==== DATA PROVIDED

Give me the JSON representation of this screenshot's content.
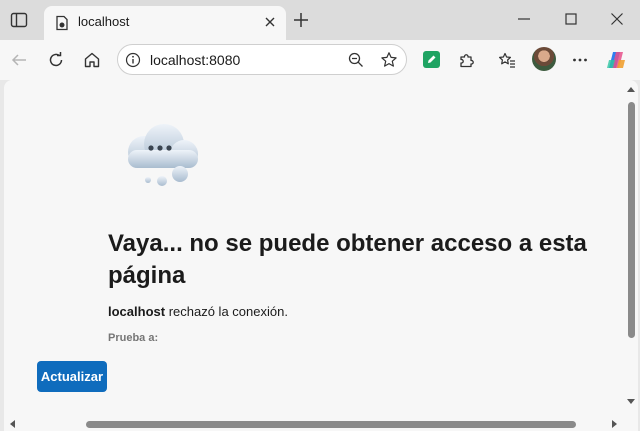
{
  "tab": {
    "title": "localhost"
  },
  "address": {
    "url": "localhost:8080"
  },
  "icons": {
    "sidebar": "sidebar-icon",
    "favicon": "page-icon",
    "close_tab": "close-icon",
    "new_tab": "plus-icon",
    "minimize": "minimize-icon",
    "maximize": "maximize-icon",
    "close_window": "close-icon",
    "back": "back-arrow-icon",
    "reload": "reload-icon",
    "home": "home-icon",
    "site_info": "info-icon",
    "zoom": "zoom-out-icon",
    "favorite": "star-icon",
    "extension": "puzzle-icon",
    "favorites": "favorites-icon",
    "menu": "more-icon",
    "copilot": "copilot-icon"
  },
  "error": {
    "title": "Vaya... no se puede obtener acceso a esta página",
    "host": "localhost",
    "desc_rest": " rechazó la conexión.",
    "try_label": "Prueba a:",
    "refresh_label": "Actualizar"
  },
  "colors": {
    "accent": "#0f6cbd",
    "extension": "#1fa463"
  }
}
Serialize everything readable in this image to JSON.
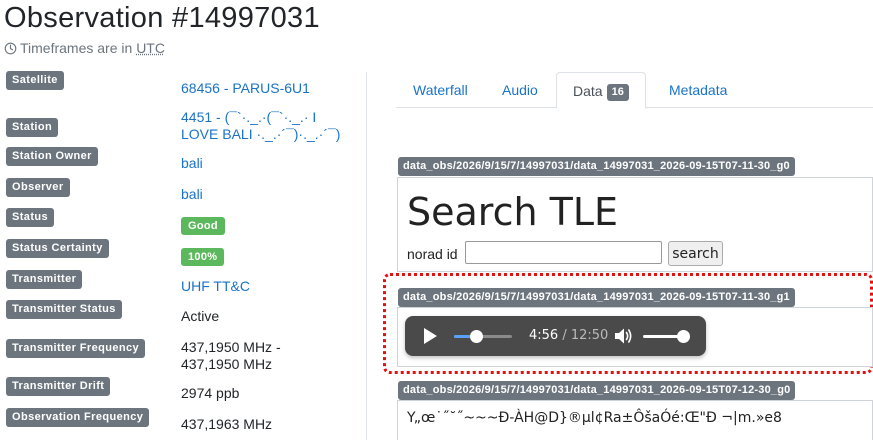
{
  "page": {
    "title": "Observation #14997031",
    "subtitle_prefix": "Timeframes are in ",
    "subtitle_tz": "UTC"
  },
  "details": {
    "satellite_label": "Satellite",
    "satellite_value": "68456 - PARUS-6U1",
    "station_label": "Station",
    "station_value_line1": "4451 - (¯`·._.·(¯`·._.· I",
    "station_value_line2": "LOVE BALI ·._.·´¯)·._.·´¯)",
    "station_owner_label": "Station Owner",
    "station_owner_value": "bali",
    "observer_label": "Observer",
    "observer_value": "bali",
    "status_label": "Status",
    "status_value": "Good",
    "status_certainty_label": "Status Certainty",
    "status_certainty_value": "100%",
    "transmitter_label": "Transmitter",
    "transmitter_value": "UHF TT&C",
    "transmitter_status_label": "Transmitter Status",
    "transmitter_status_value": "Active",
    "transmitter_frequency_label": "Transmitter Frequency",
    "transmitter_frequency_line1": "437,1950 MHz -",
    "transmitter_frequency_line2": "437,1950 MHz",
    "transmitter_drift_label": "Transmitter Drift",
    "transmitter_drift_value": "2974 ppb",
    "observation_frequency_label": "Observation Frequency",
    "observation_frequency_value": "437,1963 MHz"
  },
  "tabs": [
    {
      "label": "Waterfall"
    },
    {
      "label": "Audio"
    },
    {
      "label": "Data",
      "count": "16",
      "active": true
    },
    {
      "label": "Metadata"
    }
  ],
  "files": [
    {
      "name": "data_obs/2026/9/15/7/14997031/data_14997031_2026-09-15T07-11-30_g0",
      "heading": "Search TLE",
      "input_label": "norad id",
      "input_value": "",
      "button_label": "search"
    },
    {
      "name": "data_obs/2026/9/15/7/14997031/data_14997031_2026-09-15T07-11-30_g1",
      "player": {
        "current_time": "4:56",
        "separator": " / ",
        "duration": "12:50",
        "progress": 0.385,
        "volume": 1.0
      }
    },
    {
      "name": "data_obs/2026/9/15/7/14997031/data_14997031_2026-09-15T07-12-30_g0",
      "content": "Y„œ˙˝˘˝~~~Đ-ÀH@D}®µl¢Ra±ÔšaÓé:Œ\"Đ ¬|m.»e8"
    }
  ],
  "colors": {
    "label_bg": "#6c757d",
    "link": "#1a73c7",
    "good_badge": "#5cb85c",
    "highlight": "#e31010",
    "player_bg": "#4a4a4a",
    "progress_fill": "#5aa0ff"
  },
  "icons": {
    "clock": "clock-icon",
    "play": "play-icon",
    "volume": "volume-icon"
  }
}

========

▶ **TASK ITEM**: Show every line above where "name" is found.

▶ **EXERCISE OUTPUT**:
      "name": "data_obs/2026/9/15/7/14997031/data_14997031_2026-09-15T07-11-30_g0",
      "name": "data_obs/2026/9/15/7/14997031/data_14997031_2026-09-15T07-11-30_g1",
      "name": "data_obs/2026/9/15/7/14997031/data_14997031_2026-09-15T07-12-30_g0",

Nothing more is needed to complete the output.